* [Activity] Give the records below again exactly, and exclude each picture.

##### Records provided #####

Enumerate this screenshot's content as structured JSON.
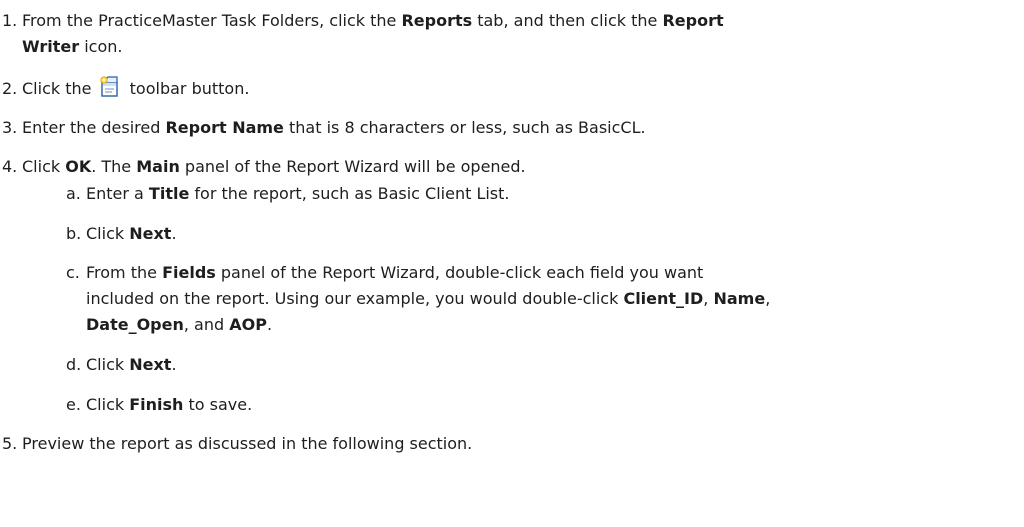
{
  "steps": [
    {
      "num": "1.",
      "line1": {
        "pre": "From the PracticeMaster Task Folders, click the ",
        "b1": "Reports",
        "mid": " tab, and then click the ",
        "b2": "Report"
      },
      "line2": {
        "b": "Writer",
        "post": " icon."
      }
    },
    {
      "num": "2.",
      "pre": "Click the ",
      "post": " toolbar button.",
      "icon": "new-report-icon"
    },
    {
      "num": "3.",
      "pre": "Enter the desired ",
      "b": "Report Name",
      "post": " that is 8 characters or less, such as BasicCL."
    },
    {
      "num": "4.",
      "pre": "Click ",
      "b1": "OK",
      "mid": ". The ",
      "b2": "Main",
      "post": " panel of the Report Wizard will be opened."
    },
    {
      "num": "5.",
      "text": "Preview the report as discussed in the following section."
    }
  ],
  "substeps": [
    {
      "letter": "a.",
      "pre": "Enter a ",
      "b": "Title",
      "post": " for the report, such as Basic Client List."
    },
    {
      "letter": "b.",
      "pre": "Click ",
      "b": "Next",
      "post": "."
    },
    {
      "letter": "c.",
      "line1": {
        "pre": "From the ",
        "b": "Fields",
        "post": " panel of the Report Wizard, double-click each field you want"
      },
      "line2": {
        "pre": "included on the report. Using our example, you would double-click ",
        "b1": "Client_ID",
        "mid": ", ",
        "b2": "Name",
        "post": ","
      },
      "line3": {
        "b1": "Date_Open",
        "mid": ", and ",
        "b2": "AOP",
        "post": "."
      }
    },
    {
      "letter": "d.",
      "pre": "Click ",
      "b": "Next",
      "post": "."
    },
    {
      "letter": "e.",
      "pre": "Click ",
      "b": "Finish",
      "post": " to save."
    }
  ]
}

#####

* [Expected answer]
Enumerate this screenshot's content as structured JSON.
{
  "steps": [
    {
      "num": "1.",
      "line1": {
        "pre": "From the PracticeMaster Task Folders, click the ",
        "b1": "Reports",
        "mid": " tab, and then click the ",
        "b2": "Report"
      },
      "line2": {
        "b": "Writer",
        "post": " icon."
      }
    },
    {
      "num": "2.",
      "pre": "Click the ",
      "post": " toolbar button.",
      "icon": "new-report-icon"
    },
    {
      "num": "3.",
      "pre": "Enter the desired ",
      "b": "Report Name",
      "post": " that is 8 characters or less, such as BasicCL."
    },
    {
      "num": "4.",
      "pre": "Click ",
      "b1": "OK",
      "mid": ". The ",
      "b2": "Main",
      "post": " panel of the Report Wizard will be opened."
    },
    {
      "num": "5.",
      "text": "Preview the report as discussed in the following section."
    }
  ],
  "substeps": [
    {
      "letter": "a.",
      "pre": "Enter a ",
      "b": "Title",
      "post": " for the report, such as Basic Client List."
    },
    {
      "letter": "b.",
      "pre": "Click ",
      "b": "Next",
      "post": "."
    },
    {
      "letter": "c.",
      "line1": {
        "pre": "From the ",
        "b": "Fields",
        "post": " panel of the Report Wizard, double-click each field you want"
      },
      "line2": {
        "pre": "included on the report. Using our example, you would double-click ",
        "b1": "Client_ID",
        "mid": ", ",
        "b2": "Name",
        "post": ","
      },
      "line3": {
        "b1": "Date_Open",
        "mid": ", and ",
        "b2": "AOP",
        "post": "."
      }
    },
    {
      "letter": "d.",
      "pre": "Click ",
      "b": "Next",
      "post": "."
    },
    {
      "letter": "e.",
      "pre": "Click ",
      "b": "Finish",
      "post": " to save."
    }
  ]
}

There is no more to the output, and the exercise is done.